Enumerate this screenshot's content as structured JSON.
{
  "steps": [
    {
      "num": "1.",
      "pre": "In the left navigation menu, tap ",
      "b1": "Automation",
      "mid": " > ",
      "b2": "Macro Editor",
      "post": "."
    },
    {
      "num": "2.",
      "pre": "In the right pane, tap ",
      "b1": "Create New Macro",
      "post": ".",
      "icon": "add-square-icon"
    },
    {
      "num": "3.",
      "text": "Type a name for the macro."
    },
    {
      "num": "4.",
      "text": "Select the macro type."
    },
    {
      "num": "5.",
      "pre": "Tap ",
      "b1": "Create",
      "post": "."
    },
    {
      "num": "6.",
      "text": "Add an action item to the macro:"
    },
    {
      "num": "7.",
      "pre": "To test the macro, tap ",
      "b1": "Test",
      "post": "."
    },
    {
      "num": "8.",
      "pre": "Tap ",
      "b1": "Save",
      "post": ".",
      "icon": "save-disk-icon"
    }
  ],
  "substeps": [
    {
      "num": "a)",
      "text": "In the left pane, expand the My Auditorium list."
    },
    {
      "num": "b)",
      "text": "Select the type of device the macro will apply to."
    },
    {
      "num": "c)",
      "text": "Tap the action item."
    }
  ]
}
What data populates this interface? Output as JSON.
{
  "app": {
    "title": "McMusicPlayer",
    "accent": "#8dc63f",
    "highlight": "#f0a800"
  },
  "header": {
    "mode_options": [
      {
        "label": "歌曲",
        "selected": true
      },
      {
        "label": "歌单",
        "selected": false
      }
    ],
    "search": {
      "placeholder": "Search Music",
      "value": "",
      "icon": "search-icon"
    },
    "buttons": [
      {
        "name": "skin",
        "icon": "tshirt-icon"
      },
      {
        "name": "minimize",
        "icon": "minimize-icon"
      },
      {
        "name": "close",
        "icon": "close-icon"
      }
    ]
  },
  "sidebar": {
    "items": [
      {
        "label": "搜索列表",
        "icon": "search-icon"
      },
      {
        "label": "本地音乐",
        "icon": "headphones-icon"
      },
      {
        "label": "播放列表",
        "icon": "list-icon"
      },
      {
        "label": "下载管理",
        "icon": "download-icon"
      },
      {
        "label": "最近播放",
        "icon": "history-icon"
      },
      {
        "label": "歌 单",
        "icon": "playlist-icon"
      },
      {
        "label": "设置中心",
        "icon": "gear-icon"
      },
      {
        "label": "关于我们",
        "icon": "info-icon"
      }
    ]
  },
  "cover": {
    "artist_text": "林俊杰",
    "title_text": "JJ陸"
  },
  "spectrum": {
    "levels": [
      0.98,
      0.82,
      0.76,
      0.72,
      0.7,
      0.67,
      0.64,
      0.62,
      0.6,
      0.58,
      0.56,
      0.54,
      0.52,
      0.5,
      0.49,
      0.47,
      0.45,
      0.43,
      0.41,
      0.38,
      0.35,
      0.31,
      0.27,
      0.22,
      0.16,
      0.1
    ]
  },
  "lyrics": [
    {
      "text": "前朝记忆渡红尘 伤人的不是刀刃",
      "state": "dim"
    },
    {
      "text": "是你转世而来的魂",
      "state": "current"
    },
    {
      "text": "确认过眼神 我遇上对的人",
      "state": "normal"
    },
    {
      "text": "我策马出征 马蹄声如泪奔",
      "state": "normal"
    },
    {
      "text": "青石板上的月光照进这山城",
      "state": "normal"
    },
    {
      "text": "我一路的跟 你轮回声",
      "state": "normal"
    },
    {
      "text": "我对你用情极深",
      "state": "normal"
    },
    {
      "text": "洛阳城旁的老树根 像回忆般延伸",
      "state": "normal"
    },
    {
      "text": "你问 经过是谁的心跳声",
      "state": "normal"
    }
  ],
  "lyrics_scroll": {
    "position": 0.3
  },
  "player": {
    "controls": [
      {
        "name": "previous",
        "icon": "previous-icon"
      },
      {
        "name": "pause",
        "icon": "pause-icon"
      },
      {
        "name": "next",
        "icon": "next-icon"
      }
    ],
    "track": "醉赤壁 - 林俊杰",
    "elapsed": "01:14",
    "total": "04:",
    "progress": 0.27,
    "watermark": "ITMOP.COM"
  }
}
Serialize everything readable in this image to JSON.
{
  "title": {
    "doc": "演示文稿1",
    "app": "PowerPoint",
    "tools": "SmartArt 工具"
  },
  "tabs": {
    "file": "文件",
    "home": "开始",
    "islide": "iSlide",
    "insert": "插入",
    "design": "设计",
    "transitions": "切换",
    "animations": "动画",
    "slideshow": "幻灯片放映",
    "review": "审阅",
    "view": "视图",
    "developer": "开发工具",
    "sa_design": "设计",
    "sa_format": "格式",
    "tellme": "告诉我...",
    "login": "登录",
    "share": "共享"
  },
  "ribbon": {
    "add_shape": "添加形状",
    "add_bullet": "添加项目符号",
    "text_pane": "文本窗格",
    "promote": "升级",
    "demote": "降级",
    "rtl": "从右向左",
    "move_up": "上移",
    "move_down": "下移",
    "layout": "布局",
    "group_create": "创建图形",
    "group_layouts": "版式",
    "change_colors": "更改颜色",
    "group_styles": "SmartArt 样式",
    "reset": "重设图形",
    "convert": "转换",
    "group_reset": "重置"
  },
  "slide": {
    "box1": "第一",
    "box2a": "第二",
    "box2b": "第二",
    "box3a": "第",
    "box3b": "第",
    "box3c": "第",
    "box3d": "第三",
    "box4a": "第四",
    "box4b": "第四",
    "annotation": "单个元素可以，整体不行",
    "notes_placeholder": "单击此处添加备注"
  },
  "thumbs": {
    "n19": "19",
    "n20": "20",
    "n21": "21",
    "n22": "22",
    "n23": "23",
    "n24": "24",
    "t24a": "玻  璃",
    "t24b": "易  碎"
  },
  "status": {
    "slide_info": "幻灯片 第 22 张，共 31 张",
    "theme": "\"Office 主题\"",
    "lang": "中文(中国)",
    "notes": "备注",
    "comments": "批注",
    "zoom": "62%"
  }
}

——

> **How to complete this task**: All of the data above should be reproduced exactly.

> **Expected answer**:
Enumerate this screenshot's content as structured JSON.
{
  "steps": [
    {
      "num": "1.",
      "pre": "In the left navigation menu, tap ",
      "b1": "Automation",
      "mid": " > ",
      "b2": "Macro Editor",
      "post": "."
    },
    {
      "num": "2.",
      "pre": "In the right pane, tap ",
      "b1": "Create New Macro",
      "post": ".",
      "icon": "add-square-icon"
    },
    {
      "num": "3.",
      "text": "Type a name for the macro."
    },
    {
      "num": "4.",
      "text": "Select the macro type."
    },
    {
      "num": "5.",
      "pre": "Tap ",
      "b1": "Create",
      "post": "."
    },
    {
      "num": "6.",
      "text": "Add an action item to the macro:"
    },
    {
      "num": "7.",
      "pre": "To test the macro, tap ",
      "b1": "Test",
      "post": "."
    },
    {
      "num": "8.",
      "pre": "Tap ",
      "b1": "Save",
      "post": ".",
      "icon": "save-disk-icon"
    }
  ],
  "substeps": [
    {
      "num": "a)",
      "text": "In the left pane, expand the My Auditorium list."
    },
    {
      "num": "b)",
      "text": "Select the type of device the macro will apply to."
    },
    {
      "num": "c)",
      "text": "Tap the action item."
    }
  ]
}
What data populates this interface? Output as JSON.
{
  "app": {
    "title": "McMusicPlayer",
    "accent": "#8dc63f",
    "highlight": "#f0a800"
  },
  "header": {
    "mode_options": [
      {
        "label": "歌曲",
        "selected": true
      },
      {
        "label": "歌单",
        "selected": false
      }
    ],
    "search": {
      "placeholder": "Search Music",
      "value": "",
      "icon": "search-icon"
    },
    "buttons": [
      {
        "name": "skin",
        "icon": "tshirt-icon"
      },
      {
        "name": "minimize",
        "icon": "minimize-icon"
      },
      {
        "name": "close",
        "icon": "close-icon"
      }
    ]
  },
  "sidebar": {
    "items": [
      {
        "label": "搜索列表",
        "icon": "search-icon"
      },
      {
        "label": "本地音乐",
        "icon": "headphones-icon"
      },
      {
        "label": "播放列表",
        "icon": "list-icon"
      },
      {
        "label": "下载管理",
        "icon": "download-icon"
      },
      {
        "label": "最近播放",
        "icon": "history-icon"
      },
      {
        "label": "歌 单",
        "icon": "playlist-icon"
      },
      {
        "label": "设置中心",
        "icon": "gear-icon"
      },
      {
        "label": "关于我们",
        "icon": "info-icon"
      }
    ]
  },
  "cover": {
    "artist_text": "林俊杰",
    "title_text": "JJ陸"
  },
  "spectrum": {
    "levels": [
      0.98,
      0.82,
      0.76,
      0.72,
      0.7,
      0.67,
      0.64,
      0.62,
      0.6,
      0.58,
      0.56,
      0.54,
      0.52,
      0.5,
      0.49,
      0.47,
      0.45,
      0.43,
      0.41,
      0.38,
      0.35,
      0.31,
      0.27,
      0.22,
      0.16,
      0.1
    ]
  },
  "lyrics": [
    {
      "text": "前朝记忆渡红尘 伤人的不是刀刃",
      "state": "dim"
    },
    {
      "text": "是你转世而来的魂",
      "state": "current"
    },
    {
      "text": "确认过眼神 我遇上对的人",
      "state": "normal"
    },
    {
      "text": "我策马出征 马蹄声如泪奔",
      "state": "normal"
    },
    {
      "text": "青石板上的月光照进这山城",
      "state": "normal"
    },
    {
      "text": "我一路的跟 你轮回声",
      "state": "normal"
    },
    {
      "text": "我对你用情极深",
      "state": "normal"
    },
    {
      "text": "洛阳城旁的老树根 像回忆般延伸",
      "state": "normal"
    },
    {
      "text": "你问 经过是谁的心跳声",
      "state": "normal"
    }
  ],
  "lyrics_scroll": {
    "position": 0.3
  },
  "player": {
    "controls": [
      {
        "name": "previous",
        "icon": "previous-icon"
      },
      {
        "name": "pause",
        "icon": "pause-icon"
      },
      {
        "name": "next",
        "icon": "next-icon"
      }
    ],
    "track": "醉赤壁 - 林俊杰",
    "elapsed": "01:14",
    "total": "04:",
    "progress": 0.27,
    "watermark": "ITMOP.COM"
  }
}
Serialize everything readable in this image to JSON.
{
  "title": {
    "doc": "演示文稿1",
    "app": "PowerPoint",
    "tools": "SmartArt 工具"
  },
  "tabs": {
    "file": "文件",
    "home": "开始",
    "islide": "iSlide",
    "insert": "插入",
    "design": "设计",
    "transitions": "切换",
    "animations": "动画",
    "slideshow": "幻灯片放映",
    "review": "审阅",
    "view": "视图",
    "developer": "开发工具",
    "sa_design": "设计",
    "sa_format": "格式",
    "tellme": "告诉我...",
    "login": "登录",
    "share": "共享"
  },
  "ribbon": {
    "add_shape": "添加形状",
    "add_bullet": "添加项目符号",
    "text_pane": "文本窗格",
    "promote": "升级",
    "demote": "降级",
    "rtl": "从右向左",
    "move_up": "上移",
    "move_down": "下移",
    "layout": "布局",
    "group_create": "创建图形",
    "group_layouts": "版式",
    "change_colors": "更改颜色",
    "group_styles": "SmartArt 样式",
    "reset": "重设图形",
    "convert": "转换",
    "group_reset": "重置"
  },
  "slide": {
    "box1": "第一",
    "box2a": "第二",
    "box2b": "第二",
    "box3a": "第",
    "box3b": "第",
    "box3c": "第",
    "box3d": "第三",
    "box4a": "第四",
    "box4b": "第四",
    "annotation": "单个元素可以，整体不行",
    "notes_placeholder": "单击此处添加备注"
  },
  "thumbs": {
    "n19": "19",
    "n20": "20",
    "n21": "21",
    "n22": "22",
    "n23": "23",
    "n24": "24",
    "t24a": "玻  璃",
    "t24b": "易  碎"
  },
  "status": {
    "slide_info": "幻灯片 第 22 张，共 31 张",
    "theme": "\"Office 主题\"",
    "lang": "中文(中国)",
    "notes": "备注",
    "comments": "批注",
    "zoom": "62%"
  }
}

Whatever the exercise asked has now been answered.